• ASSIGNMENT
Print the listing below exactly as written.

• TASK DATA
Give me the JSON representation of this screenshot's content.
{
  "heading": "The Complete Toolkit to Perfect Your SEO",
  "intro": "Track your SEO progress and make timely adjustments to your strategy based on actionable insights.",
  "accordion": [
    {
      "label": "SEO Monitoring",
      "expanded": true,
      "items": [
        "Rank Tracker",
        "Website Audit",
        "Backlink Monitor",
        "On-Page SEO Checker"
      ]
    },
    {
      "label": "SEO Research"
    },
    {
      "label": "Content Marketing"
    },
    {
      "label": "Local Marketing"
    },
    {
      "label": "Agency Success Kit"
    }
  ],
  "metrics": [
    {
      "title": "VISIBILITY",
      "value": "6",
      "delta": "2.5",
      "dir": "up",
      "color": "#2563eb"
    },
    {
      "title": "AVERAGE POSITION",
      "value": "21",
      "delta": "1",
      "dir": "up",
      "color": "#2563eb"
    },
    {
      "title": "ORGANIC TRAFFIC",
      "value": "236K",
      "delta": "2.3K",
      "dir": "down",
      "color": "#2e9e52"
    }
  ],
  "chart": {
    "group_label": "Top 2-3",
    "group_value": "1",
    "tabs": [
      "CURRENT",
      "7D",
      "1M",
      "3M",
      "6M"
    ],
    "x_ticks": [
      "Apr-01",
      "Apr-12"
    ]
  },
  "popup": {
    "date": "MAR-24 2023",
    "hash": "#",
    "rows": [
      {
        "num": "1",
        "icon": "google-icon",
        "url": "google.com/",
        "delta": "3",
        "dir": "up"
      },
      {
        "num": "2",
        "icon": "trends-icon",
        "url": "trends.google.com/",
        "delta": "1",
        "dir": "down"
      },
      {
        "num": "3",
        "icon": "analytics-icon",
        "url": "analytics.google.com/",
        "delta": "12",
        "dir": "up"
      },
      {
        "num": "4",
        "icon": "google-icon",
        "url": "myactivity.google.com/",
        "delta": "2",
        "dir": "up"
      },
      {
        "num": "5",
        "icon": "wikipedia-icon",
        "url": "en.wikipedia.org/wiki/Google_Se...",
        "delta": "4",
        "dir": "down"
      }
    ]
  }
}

• ANSWER SECTION
Give me the JSON representation of this screenshot's content.
{
  "heading": "The Complete Toolkit to Perfect Your SEO",
  "intro": "Track your SEO progress and make timely adjustments to your strategy based on actionable insights.",
  "accordion": [
    {
      "label": "SEO Monitoring",
      "expanded": true,
      "items": [
        "Rank Tracker",
        "Website Audit",
        "Backlink Monitor",
        "On-Page SEO Checker"
      ]
    },
    {
      "label": "SEO Research"
    },
    {
      "label": "Content Marketing"
    },
    {
      "label": "Local Marketing"
    },
    {
      "label": "Agency Success Kit"
    }
  ],
  "metrics": [
    {
      "title": "VISIBILITY",
      "value": "6",
      "delta": "2.5",
      "dir": "up",
      "color": "#2563eb"
    },
    {
      "title": "AVERAGE POSITION",
      "value": "21",
      "delta": "1",
      "dir": "up",
      "color": "#2563eb"
    },
    {
      "title": "ORGANIC TRAFFIC",
      "value": "236K",
      "delta": "2.3K",
      "dir": "down",
      "color": "#2e9e52"
    }
  ],
  "chart": {
    "group_label": "Top 2-3",
    "group_value": "1",
    "tabs": [
      "CURRENT",
      "7D",
      "1M",
      "3M",
      "6M"
    ],
    "x_ticks": [
      "Apr-01",
      "Apr-12"
    ]
  },
  "popup": {
    "date": "MAR-24 2023",
    "hash": "#",
    "rows": [
      {
        "num": "1",
        "icon": "google-icon",
        "url": "google.com/",
        "delta": "3",
        "dir": "up"
      },
      {
        "num": "2",
        "icon": "trends-icon",
        "url": "trends.google.com/",
        "delta": "1",
        "dir": "down"
      },
      {
        "num": "3",
        "icon": "analytics-icon",
        "url": "analytics.google.com/",
        "delta": "12",
        "dir": "up"
      },
      {
        "num": "4",
        "icon": "google-icon",
        "url": "myactivity.google.com/",
        "delta": "2",
        "dir": "up"
      },
      {
        "num": "5",
        "icon": "wikipedia-icon",
        "url": "en.wikipedia.org/wiki/Google_Se...",
        "delta": "4",
        "dir": "down"
      }
    ]
  }
}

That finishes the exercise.